The notion of self compassion is not, I believe, part of our inherited cultural tradition.
The term compassion, as I understand it in English, originated from the mid-14th century word ‘compassioun’, literally “suffering with another,” from the old French word ‘compassion’. It also has the connotation of sympathy or pity.
That understanding of both sympathy and pity has a particular association for me, something I believe I inherited as a child of middle class professional parents. That upbringing in part looked at some people as needing more help than others, because they were more vulnerable. The ‘good-doer’ mindset, if you will, set in.
Given those associations self compassion could be associated with self pity or self indulgence.
And yet self compassion, I believe, suggests that the empathy and understanding we offer to others is what we can and should give to ourselves. By tradition or upbringing, selflessness has often been a prized virtue and yet we know that selflessness can be detrimental to both physical and emotional health.

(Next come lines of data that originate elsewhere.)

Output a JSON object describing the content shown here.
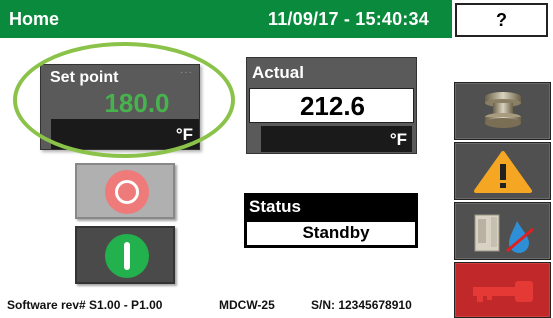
{
  "header": {
    "title": "Home",
    "datetime": "11/09/17 - 15:40:34",
    "help_label": "?"
  },
  "set_point": {
    "label": "Set point",
    "value": "180.0",
    "unit": "°F"
  },
  "actual": {
    "label": "Actual",
    "value": "212.6",
    "unit": "°F"
  },
  "status": {
    "label": "Status",
    "value": "Standby"
  },
  "controls": {
    "stop_icon": "stop-icon",
    "start_icon": "start-icon"
  },
  "side_buttons": [
    {
      "icon": "spool-icon"
    },
    {
      "icon": "warning-icon"
    },
    {
      "icon": "water-cooler-icon"
    },
    {
      "icon": "key-icon"
    }
  ],
  "footer": {
    "software": "Software rev# S1.00 - P1.00",
    "model": "MDCW-25",
    "serial": "S/N: 12345678910"
  },
  "colors": {
    "header_green": "#0a8a3c",
    "setpoint_green": "#47b34d",
    "highlight": "#8bc34a",
    "warning_orange": "#f5a623",
    "key_red": "#c0282a"
  }
}
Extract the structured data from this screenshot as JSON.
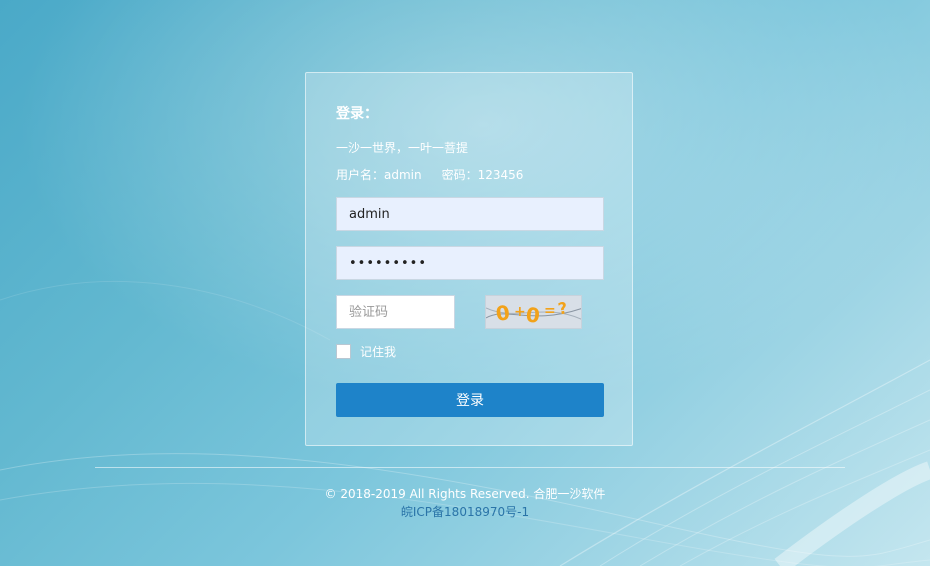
{
  "login": {
    "title": "登录：",
    "motto": "一沙一世界，一叶一菩提",
    "hint_username": "用户名：admin",
    "hint_password": "密码：123456",
    "username_value": "admin",
    "password_value": "•••••••••",
    "captcha_placeholder": "验证码",
    "captcha_image_text": "0+0=?",
    "remember_label": "记住我",
    "remember_checked": false,
    "submit_label": "登录"
  },
  "footer": {
    "copyright": "© 2018-2019 All Rights Reserved. 合肥一沙软件",
    "icp": "皖ICP备18018970号-1"
  },
  "colors": {
    "button": "#1e83c9",
    "input_bg": "#e8f0fe",
    "icp_link": "#2a74a8",
    "captcha_chars": "#f2a21a"
  }
}
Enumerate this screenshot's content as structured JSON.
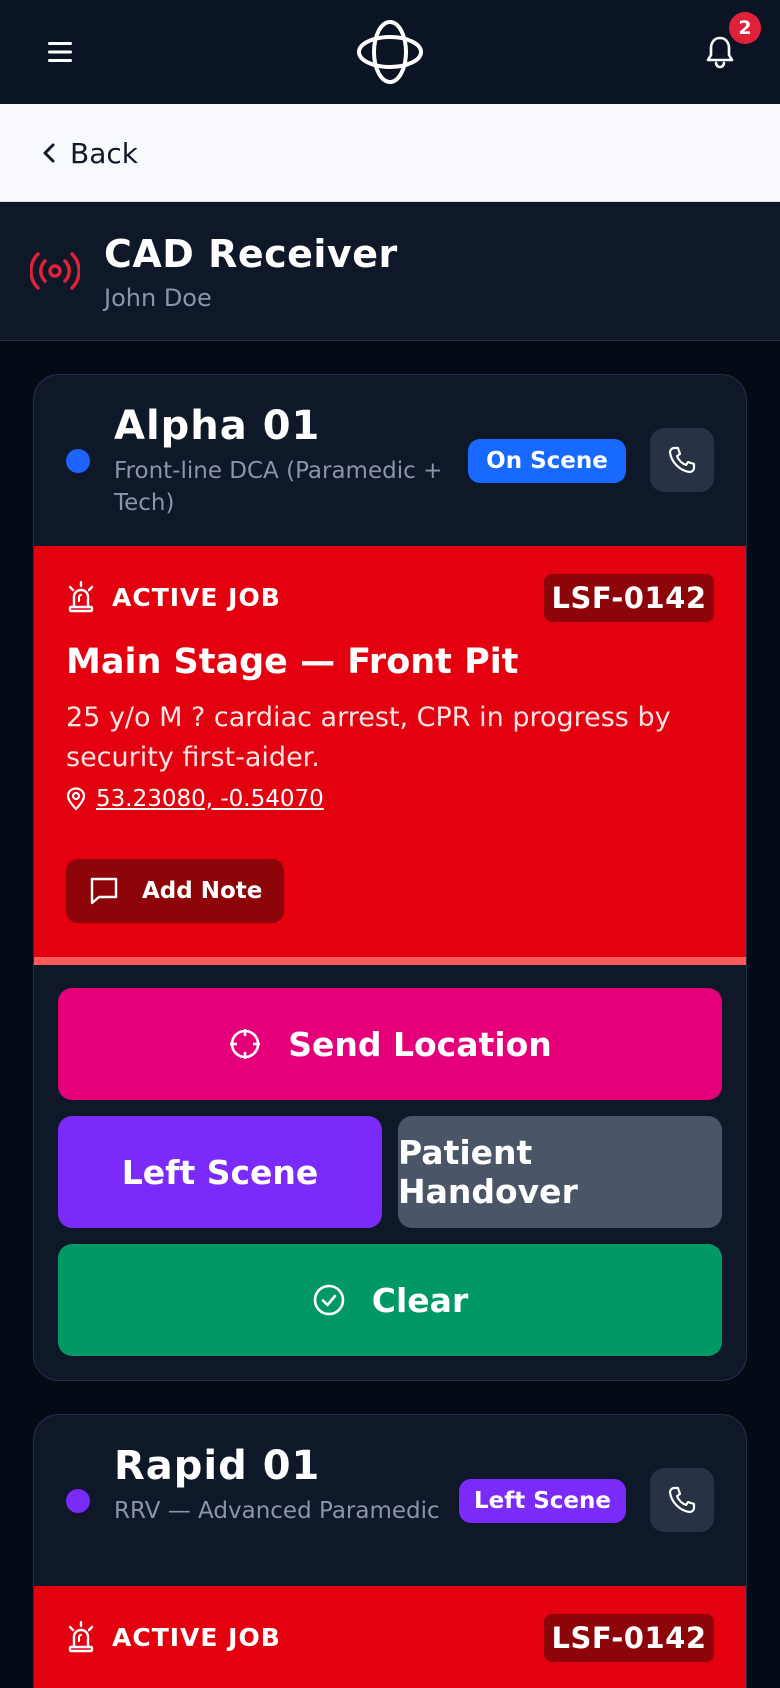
{
  "topbar": {
    "menu_icon": "hamburger-icon",
    "logo_icon": "orbit-logo",
    "notification_icon": "bell-icon",
    "notification_count": "2"
  },
  "backbar": {
    "label": "Back",
    "icon": "chevron-left-icon"
  },
  "header": {
    "title": "CAD Receiver",
    "subtitle": "John Doe",
    "icon": "broadcast-icon",
    "icon_color": "#e0213a"
  },
  "units": [
    {
      "name": "Alpha 01",
      "description": "Front-line DCA (Paramedic + Tech)",
      "status": "On Scene",
      "status_color": "#1769ff",
      "dot_color": "#1f63ff",
      "job": {
        "header": "ACTIVE JOB",
        "id": "LSF-0142",
        "location": "Main Stage — Front Pit",
        "description": "25 y/o M ? cardiac arrest, CPR in progress by security first-aider.",
        "coords": "53.23080, -0.54070",
        "add_note_label": "Add Note"
      },
      "actions": {
        "send_location": "Send Location",
        "left_scene": "Left Scene",
        "patient_handover": "Patient Handover",
        "clear": "Clear"
      }
    },
    {
      "name": "Rapid 01",
      "description": "RRV — Advanced Paramedic",
      "status": "Left Scene",
      "status_color": "#7b2bf9",
      "dot_color": "#7b2bf9",
      "job": {
        "header": "ACTIVE JOB",
        "id": "LSF-0142"
      }
    }
  ],
  "colors": {
    "send_location": "#e5007a",
    "left_scene": "#7b2bf9",
    "patient_handover": "#4a5568",
    "clear": "#009966",
    "job_panel": "#e3000f"
  }
}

Caregivers and people who assist others can be overwhelmed by the assistance they offer or give. Extreme selflessness is not a virtue. Self compassion does not give the ‘do-gooder’ instinct in us free rein and suggests we moderate our altruism and live a balanced life, recognizing our own needs, giving ourselves a break, freeing ourselves from the harsh internal criticism of always thinking of others first.